OF TWO MINDS, The Conversation Starter
What I get from the film, and you can to
Posted Aug 29, 2012
Five million or more citizens of the United States have this condition. Only a few are criminally violent. Most carry on as best they can. Some fall to suicide, the self- inflicted violence that is more likely to be the fate of a bipolar person than that he or she hurt others; and some prosper. I am one who has prospered, turning lemons into lemonade after decades of personal failure. The lemonade is the film and the book “bipolar bare” that I wrote about my mental illness. I have become someone whom others, generally those with the disorder or those affected by the disorder, want to talk to. They want me to hear their stories and to reassure them that they are valuable human beings. Each of these interactions is a conversation among peers that exchanges valuable information. I learn from them; they learn from me.
Some of the best conversations have come about through the Q and A sessions after a screening of the film. Six times I have stood before the audience after the screening of OF TWO MINDS with the filmmakers and the other cast members, heard the universal praise of this film, and fielded numerous questions. The film is praised by the audience members, who clap vigorously at the end of each screening, as an accessible film.

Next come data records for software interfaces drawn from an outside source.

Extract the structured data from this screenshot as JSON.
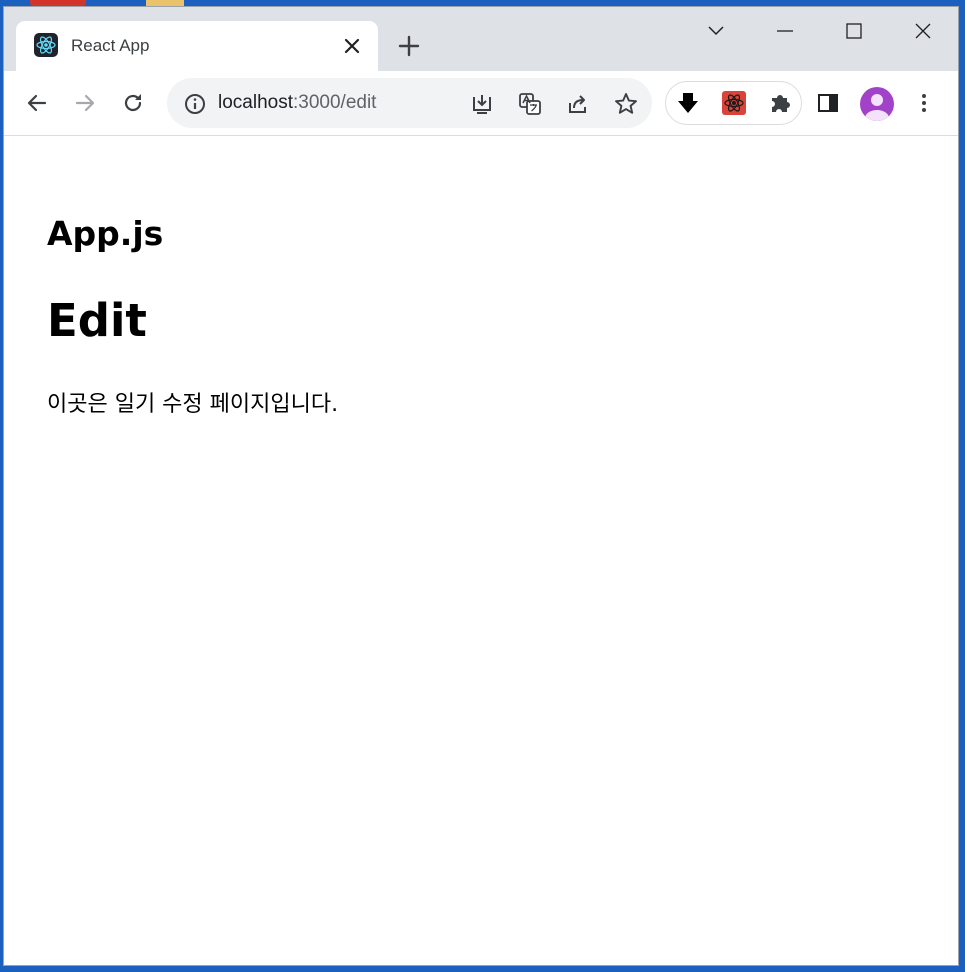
{
  "browser": {
    "tab": {
      "title": "React App"
    },
    "address_bar": {
      "host": "localhost",
      "path": ":3000/edit"
    }
  },
  "page": {
    "app_heading": "App.js",
    "page_heading": "Edit",
    "description": "이곳은 일기 수정 페이지입니다."
  },
  "colors": {
    "titlebar": "#dee1e6",
    "omnibox": "#f1f3f4",
    "avatar": "#a142c9",
    "react_icon": "#61dafb"
  }
}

They state how they see part of themselves or a family member or friend in characters revealed. The audience can relate to the cast and their families and see the humor that flows beneath the condition. They ask the filmmakers about the humor in the film. Doug or Lisa answer that the humor is essential to making a film that deals with the tragedy of suicide and severe mental pain by balancing it with other side of the condition, which can be comic. Comedy, the inverse of tragedy, exposes the human element in those afflicted with Bipolar Disorder. I get a lot of laughs in the film, especially when I say it would be fun to cross dress again. My wife quickly says that she hopes I won’t do it. I respond that I would only if I lost 100 lbs. I can be a big ham.
Another question often asked is: Do we who have bipolar disorder experience times of mood balance? I am able to answer that I did. There were periods of time, some lasting months at a stretch, when I experienced no major mood swings. What follows on from that question is: how did I cope with the major mood swings? I can answer that by saying that I self-medicated with illegal drugs. This leads to the question: how often is the condition one of dual diagnosis? The answer to this is very often. What I find from these questions is that there still exists, in spite of all the information available on Bipolar Disorder, a huge lack of knowledge about it and a prevailing fear by those with it , those around people with the condition, and the general public.
This brings up the subject of stigma. People are afraid to admit they have the disorder for the consequences it will have on their lives. Doug and Lisa field many questions about how they selected the four featured characters in the film. They answer that they interviewed many people before settling on Cheri, Petey, Liz, and me. They speak how they had wanted to use a Wall Street banker, but he was afraid that exposing himself in the film would affect his career. The audience then notes that all the people in the film are creative. I answer that I too have noticed that many bipolar people are creative, but not all. There are no reliable statistics that prove Bipolar Disorder is associated with creativity. Creativity, I add, is not limited just to the arts. Bankers, doctors, and dentists can be creative forces in their fields, but revealing mental illness is another matter. I note that in the arts being a little crazy is acceptable. How many people however would go to a crazy dentist, but they have and will buy art from a crazy painter? Yet the main reason that I say that I expose myself in this film is desire not to shrink before my condition. The stigma attacted to Bipolar Disorder must be smashed.
OF TWO MINDS creates a different picture of the bipolar condition -- one that is not wrapped in medical or psychiatric jargon. It is a portrait that shows us who have the condition in full spectrum from the nature of our illness to the dimension of our lives, which are lived in and beyond the confines of our illness. This portrait is one that provides understanding for everyone. It is a gentle yet effective description. OF TWO MINDS is helping to smash the stigma associated Bipolar Disorder, and that makes me feel good that I am contributing to this effort. The film also makes me feel more normal, since the portrait of me doesn’t simply focus on my illness. It shows the many dimensions of my life. Lastly I relish the fact that this film is helping others cope with and understand the bipolar condition. I spent a lot of time in my life feeling bad and thinking negative thoughts. Participating in OF TWO MINDS continued my education on the illness and liberated me from fear and self-loathing. My self-esteem has risen another notch because of my part in making this film a reality. The conversation started by this film will help bipolar people feel better about themselves, and friends, family, and interested others know there is nothing to fear from the majority of bipolar people. To be part of this film is one of the highlights of my life.